My strategy for the months since we launched this across all of our sites has been to set TTLs (time to live, basically the length of time something will be cached) as high as I can until an editor complains that content isn’t showing up where they want it to. I recently had an editor start riding me about this, so lowered the TTLs to values so low that I knew we weren’t getting much benefit of even having caching in the first place. I’d known about this Surrogate Key feature and decided to start having a deeper look.

The ideal caching scenario would have not only the node purged when editors updated it, but to have listing pages purge when a piece of content is published that should show up on that listing. This is where Surrogate Keys come into play. The Surrogate-Key HTTP header is a “space delimited collection of cache keys that pertain to an object in the cache”. If a purge request is sent to Fastly’s API to purge “test-key”, anything with “test-key” in the Surrogate-Key header should fall out of cache and be regenerated.

In essence, what this means is that you can associate an arbitrary key with more than one object in the cache. You could tag anything on the route “api/mobile” with a surrogate-key “mobile” and when you want to purge your mobile endpoints, purge them all with one call rather than having to loop through every endpoint individually.

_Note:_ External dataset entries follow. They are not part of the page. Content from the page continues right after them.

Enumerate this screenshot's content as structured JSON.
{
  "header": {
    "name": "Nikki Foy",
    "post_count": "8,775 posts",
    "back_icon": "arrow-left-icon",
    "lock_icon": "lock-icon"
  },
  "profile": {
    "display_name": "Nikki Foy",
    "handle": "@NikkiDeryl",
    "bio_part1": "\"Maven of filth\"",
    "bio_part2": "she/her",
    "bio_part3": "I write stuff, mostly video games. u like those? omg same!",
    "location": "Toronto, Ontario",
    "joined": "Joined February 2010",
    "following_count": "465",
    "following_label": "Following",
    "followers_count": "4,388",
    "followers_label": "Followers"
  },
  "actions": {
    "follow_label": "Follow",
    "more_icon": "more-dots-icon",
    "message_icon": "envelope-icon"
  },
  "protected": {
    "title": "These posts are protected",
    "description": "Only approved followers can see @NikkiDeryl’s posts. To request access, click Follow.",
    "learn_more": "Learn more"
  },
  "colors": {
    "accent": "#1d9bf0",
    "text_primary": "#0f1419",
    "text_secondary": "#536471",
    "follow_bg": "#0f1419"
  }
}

On those topic listing pages you could use the topic or topic ID as a surrogate-key, and then any time a piece of content with that topic is added or updated, you can send a purge to that topic ID and have that listing page dropped. And only that listing page dropped.

// the basic algorithm, NOT functional Drupal code
if ($listing_page->type == "topic") {
	$keys = [];
	// Topics can have children, so fetch them.
	// pretend this returns a perfect array of topic IDs
	$topics = get_term_children($listing_page->topic);
	// Push the parent topic into the array as well.
	$topics[] = $listing_page->topic;
	foreach($topics as $topic) {
	$keys[] = $topic;
	$key = implode(" ", $keys);
	add_http_header('Surrogate-Key', $key);

This results in a topic listing page getting a header like this -

# the parent topic ID as well as any child topic IDs
Surrogate-Key: 3979 3980 3779

Then, upon the update or creation of a node you do something like this -

// this would be something like hook_node_insert if you're a Drupalist
function example_node_save_subscriber($node) {
 $fastly = new Fastly(FASTLY_SERVICE_ID, API_KEY);
 foreach($node->topics as $topic_id) {

This fires off a Fastly API call for each topic on that node that would cause anything with that surrogate key, aka topic ID, to be purged. This would be any topic listing page with this topic ID on it. Obviously if there are 500 topics on any piece of content you’ll probably want to move this to a background job so you don’t kill something, but you get the idea.

This is sort of like chasing the holy grail of caching. In theory this means that you are turning the caching TTLs up to maximum and only expiring something when it actually needs to be expired based on user action and intent, not based on some arbitrary time that I decide on based on my lust for having everything as fast as possible. The marvelous side effect of this is that (again in theory) everything should load even faster since there’s almost no superfluous generation of pages at all.

I just released the code on Friday morning, and the editor who was previously riding me about this topic had only positive feedback for me, meaning - so far, so good.

FYI - the holy grail actually looks more like this -